Due to stricter environmental requirements, Oslo no longer has the option to simply dump the snow removed from the city’s streets in the fjord, as has been done in the past. The Terje snow-melting system is a climate-smart pilot project that NCC has developed on a commission by the City of Oslo, and purifies snow using Hydria Water’s screens.
Terje weighs 500 tonnes, is 50 metres long and 26.5 metres wide, and operates at a depth of 3.5 metres below the surface of the quay near the Akershus Fortress in Oslo, where it is docked from mid-December to March. During the high season, snow is dumped into Terje’s intake grills on the deck of the barge by up to 20 fully loaded lorries per hour, then purified in several steps. Sea water is used to melt the snow. Up to 1000 cubic metres of water is collected from a depth of 24 metres, where the water temperature is typically between 4 and 10°C in the winter. At a sea water temperature of 9°C, it is possible to melt roughly 1000 cubic metres of snow per hour; if it drops to 4°C, the rate of melting is approximately 500 cubic metres per hour.

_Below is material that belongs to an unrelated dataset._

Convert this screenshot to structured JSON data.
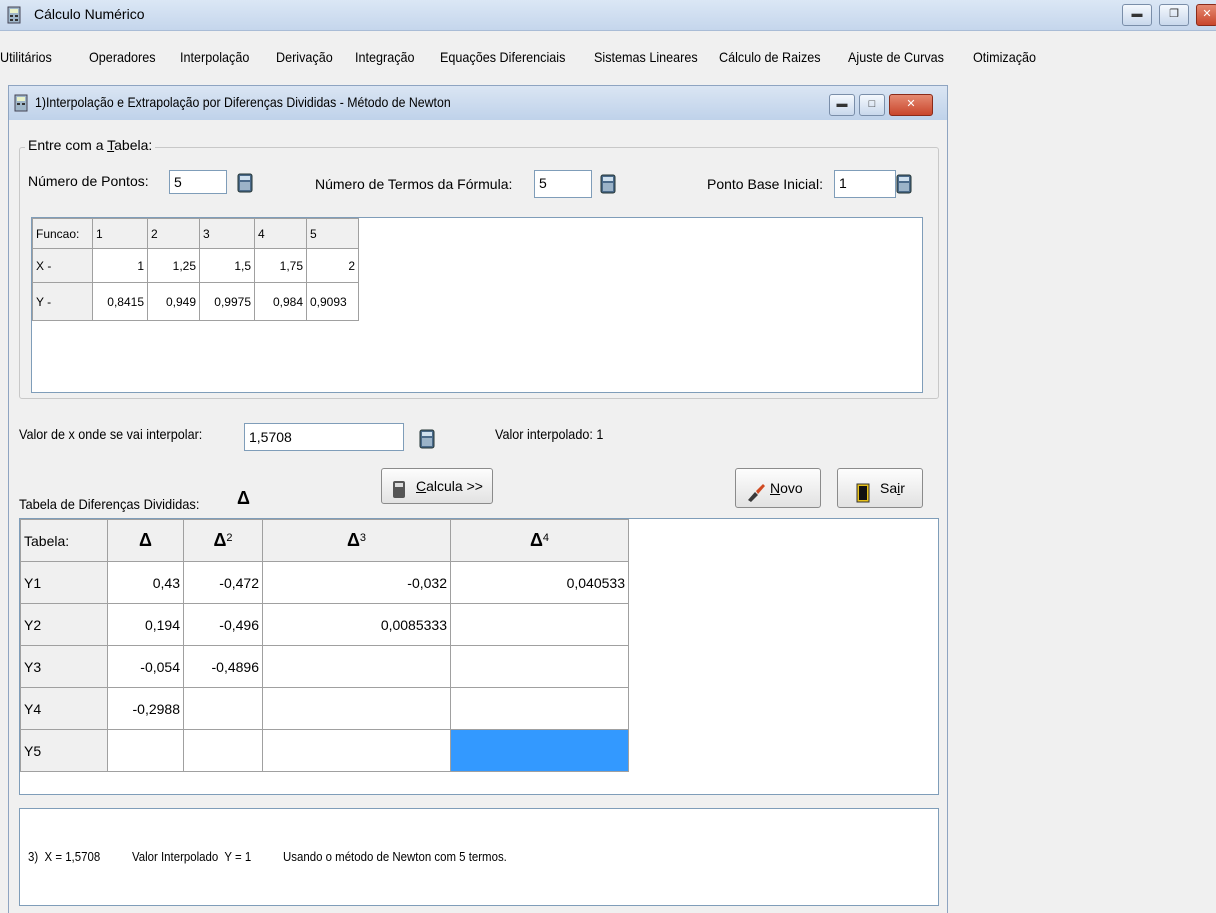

The efficiency of the purification process is 70% on average, and over 90% of the heavy metals in the snow are removed. The first step is a sedimentation process, in which stones and gravel are screened out when the snow is mixed with sea water and run through Hydria Water’s screens. The water is then transported through purification channels equipped with micro filters and lamella clarifiers. Over a tonne of oil per season is also screened out before the purified water is eventually released back into the fjord.
Read more at ncc.se/snowclean
Foto: Odd Richard Valmot/NCC